Section: Local, page B3
© 2005- Landmark Communications Inc.
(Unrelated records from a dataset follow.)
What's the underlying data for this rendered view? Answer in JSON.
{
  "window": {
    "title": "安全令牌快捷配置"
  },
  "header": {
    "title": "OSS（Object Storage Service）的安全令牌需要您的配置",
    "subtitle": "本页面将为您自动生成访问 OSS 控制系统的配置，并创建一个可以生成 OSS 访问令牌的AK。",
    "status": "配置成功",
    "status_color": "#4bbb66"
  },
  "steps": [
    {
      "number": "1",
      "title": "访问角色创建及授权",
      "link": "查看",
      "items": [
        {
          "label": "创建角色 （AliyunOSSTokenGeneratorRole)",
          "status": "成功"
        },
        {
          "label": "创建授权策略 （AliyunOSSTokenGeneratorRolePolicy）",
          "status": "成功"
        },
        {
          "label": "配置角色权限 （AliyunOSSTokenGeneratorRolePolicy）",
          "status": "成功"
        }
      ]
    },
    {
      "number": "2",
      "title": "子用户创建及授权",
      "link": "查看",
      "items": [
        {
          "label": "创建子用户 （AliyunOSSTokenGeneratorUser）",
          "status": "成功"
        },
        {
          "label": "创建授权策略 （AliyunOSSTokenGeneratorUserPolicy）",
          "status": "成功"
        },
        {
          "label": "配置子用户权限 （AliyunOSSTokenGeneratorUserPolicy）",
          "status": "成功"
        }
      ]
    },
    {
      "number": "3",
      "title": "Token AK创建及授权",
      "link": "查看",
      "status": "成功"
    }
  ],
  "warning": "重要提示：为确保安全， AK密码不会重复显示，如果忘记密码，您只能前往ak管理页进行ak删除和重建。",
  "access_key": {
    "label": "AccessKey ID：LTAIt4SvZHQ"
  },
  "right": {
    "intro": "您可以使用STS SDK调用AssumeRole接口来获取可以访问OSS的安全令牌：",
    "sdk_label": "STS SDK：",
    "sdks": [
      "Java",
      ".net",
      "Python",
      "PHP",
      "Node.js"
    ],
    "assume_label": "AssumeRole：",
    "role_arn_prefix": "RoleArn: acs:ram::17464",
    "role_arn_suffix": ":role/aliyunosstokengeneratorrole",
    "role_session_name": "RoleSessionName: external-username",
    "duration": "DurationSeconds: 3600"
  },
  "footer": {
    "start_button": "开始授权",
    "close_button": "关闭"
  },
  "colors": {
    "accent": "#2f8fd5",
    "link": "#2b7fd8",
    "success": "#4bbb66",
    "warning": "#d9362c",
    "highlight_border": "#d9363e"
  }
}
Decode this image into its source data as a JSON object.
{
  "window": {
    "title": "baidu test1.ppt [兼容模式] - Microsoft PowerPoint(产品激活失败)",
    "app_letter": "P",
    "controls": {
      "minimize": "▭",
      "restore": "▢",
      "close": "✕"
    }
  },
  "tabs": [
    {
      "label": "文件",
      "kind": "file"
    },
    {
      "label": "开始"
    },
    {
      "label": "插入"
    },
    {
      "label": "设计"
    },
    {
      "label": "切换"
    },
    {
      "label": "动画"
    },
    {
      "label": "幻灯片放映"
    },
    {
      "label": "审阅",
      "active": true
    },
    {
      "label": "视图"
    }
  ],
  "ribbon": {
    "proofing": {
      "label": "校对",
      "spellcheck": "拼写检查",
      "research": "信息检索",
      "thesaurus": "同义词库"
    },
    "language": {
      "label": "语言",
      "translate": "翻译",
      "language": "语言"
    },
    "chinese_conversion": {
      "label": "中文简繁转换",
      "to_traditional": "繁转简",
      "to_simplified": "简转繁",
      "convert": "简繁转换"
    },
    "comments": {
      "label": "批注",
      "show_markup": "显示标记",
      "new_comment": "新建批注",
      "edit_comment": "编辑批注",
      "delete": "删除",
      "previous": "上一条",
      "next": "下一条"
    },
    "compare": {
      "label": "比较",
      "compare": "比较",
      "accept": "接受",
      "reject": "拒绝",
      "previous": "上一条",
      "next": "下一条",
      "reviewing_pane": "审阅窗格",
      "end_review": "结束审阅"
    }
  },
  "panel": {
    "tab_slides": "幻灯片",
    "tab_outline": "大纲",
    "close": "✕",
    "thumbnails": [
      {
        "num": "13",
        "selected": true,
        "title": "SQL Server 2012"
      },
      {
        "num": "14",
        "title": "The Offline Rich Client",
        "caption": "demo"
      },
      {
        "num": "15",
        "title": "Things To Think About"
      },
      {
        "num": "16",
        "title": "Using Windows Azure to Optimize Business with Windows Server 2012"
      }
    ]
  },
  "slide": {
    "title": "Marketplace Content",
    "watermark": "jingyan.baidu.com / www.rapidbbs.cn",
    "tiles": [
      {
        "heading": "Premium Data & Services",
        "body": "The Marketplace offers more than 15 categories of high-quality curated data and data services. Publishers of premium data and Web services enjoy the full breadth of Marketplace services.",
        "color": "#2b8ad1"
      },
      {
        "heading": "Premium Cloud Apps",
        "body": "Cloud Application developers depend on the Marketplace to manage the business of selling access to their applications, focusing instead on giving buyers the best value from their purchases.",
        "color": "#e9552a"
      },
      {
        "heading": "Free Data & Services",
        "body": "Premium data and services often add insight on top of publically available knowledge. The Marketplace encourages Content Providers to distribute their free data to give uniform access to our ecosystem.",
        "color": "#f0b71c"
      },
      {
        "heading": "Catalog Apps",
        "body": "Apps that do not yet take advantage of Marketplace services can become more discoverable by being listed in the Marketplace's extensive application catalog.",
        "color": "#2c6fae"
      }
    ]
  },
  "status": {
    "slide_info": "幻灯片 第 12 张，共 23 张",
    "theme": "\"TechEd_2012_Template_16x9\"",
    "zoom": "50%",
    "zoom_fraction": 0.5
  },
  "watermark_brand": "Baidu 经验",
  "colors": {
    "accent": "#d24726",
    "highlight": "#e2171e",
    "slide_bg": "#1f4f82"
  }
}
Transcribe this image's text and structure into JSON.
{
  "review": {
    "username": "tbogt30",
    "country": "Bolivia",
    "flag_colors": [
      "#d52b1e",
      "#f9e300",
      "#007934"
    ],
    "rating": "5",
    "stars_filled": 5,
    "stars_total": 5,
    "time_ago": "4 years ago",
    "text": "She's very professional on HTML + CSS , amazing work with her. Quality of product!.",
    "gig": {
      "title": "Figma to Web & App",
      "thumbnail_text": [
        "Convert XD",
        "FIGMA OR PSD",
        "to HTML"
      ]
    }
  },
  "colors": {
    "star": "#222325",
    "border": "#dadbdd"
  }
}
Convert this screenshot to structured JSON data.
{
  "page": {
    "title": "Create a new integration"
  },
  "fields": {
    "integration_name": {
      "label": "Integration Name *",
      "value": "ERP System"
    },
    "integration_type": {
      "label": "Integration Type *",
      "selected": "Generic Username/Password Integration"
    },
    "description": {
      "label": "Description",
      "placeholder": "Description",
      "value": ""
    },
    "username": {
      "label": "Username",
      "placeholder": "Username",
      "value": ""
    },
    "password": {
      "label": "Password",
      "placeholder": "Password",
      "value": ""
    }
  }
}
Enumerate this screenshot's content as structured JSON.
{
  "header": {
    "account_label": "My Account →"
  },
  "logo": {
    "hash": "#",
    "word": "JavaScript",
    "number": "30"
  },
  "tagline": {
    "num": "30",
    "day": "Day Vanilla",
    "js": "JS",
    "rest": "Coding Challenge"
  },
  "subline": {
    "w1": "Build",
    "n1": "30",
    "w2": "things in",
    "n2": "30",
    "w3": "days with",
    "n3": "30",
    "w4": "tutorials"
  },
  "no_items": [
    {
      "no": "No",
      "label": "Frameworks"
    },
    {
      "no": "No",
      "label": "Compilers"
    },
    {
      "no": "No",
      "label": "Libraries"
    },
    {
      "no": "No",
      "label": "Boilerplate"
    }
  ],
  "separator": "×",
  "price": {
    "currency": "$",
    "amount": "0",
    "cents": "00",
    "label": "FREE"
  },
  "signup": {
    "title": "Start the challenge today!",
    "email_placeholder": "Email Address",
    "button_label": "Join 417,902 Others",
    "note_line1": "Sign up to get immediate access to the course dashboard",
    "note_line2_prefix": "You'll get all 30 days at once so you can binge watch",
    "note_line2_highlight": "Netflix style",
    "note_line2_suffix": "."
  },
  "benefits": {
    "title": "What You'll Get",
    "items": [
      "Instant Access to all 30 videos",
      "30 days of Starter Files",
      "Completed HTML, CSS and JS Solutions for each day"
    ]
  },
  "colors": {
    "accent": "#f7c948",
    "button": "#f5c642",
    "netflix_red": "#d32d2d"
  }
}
Charles Farmer likes lions. On his bed, he has a lion comforter and stuffed animal. In his closet, he keeps his lion slippers. On his car, the license plates read : "Lion Byt.'' He has lion wallpaper, lion candles, pens, vases, salt and pepper shakers, necklaces, Christmas ornaments, pictures and toys. Every one of his T-shirts is adorned with a lion. The 40-year-old Chesapeake man figured the only thing left to do was to change his name. Farmer has petitioned Chesapeake Circuit Court to have his first name legally changed to "Simba." His last name will be changed to "Lyons." No middle name. "When I settled on the name it was right after 'The Lion King' movie came out," Farmer said from his home near Greenbrier. "It was a good movie. There were so many lessons in it that I liked, and the name fit." For years, his friends have known him as Simba. He's simply making it official with the court-approved name change. His first name comes from the lion cub character in the 1994 Disney movie. The animated film is about Simba's exile from his kingdom and his eventual return to find his place in the Circle of Life. Farmer, an auto body repairman, loves everything associated with "The Lion King." He dreams of one day seeing the live stage musical. "I've probably only seen the movie but about three times," he said. "Because every time I see it, I cry." The lion is more than just an image he admires. "He would live in a cave if he had his choice," joked his fiance , Lynne Hanlon. Farmer calls Hanlon "Nalyn," after a character in the movie called Nala, who was one of Simba's friends. The first time Hanlon met Farmer, she was at a party. She had ventured into the host's kitchen, where she got her first glimpse of Farmer. "There was this big lion," she recalled. "And everyone else was dressed normal, but he was dressed as this big lion. Everybody there knew him and didn't blink an eye." For Farmer, his name change will also put behind a troubled past. Born in Kansas City, Mo., Farmer said he didn't know his biological father until he was 30. His mother remarried when he was 7, and he took the last name Farmer from his stepfather. There were troubles, however, in the Farmer household, and he left home at the age of 16 to live with grandparents, he said. In March 1994, Farmer was abducted at gunpoint in Portsmouth by a murderer and alleged drug dealer who had escaped from the custody of a Portsmouth sheriff's deputy. Farmer was 29 at the time and working at a nursing home. Farmer was in his car when the escaped inmate opened the door, got in, waved a gun he took from the deputy he overpowered and ordered Farmer to start driving. "I was hoping he was just there for a misdemeanor or drug charge," he said. "I didn't know he was facing the death penalty or I would have wet myself." The abduction ended four hours later with Todd Moore's capture in North Carolina after a wild car trip through Hampton Roads and down U.S. 17 to Elizabeth City. Farmer was unharmed physically, but there were too many bad memories associated with the name Charles Farmer, he said. "Now I'm doing good," he said. "Now that I'm Simba, things are good."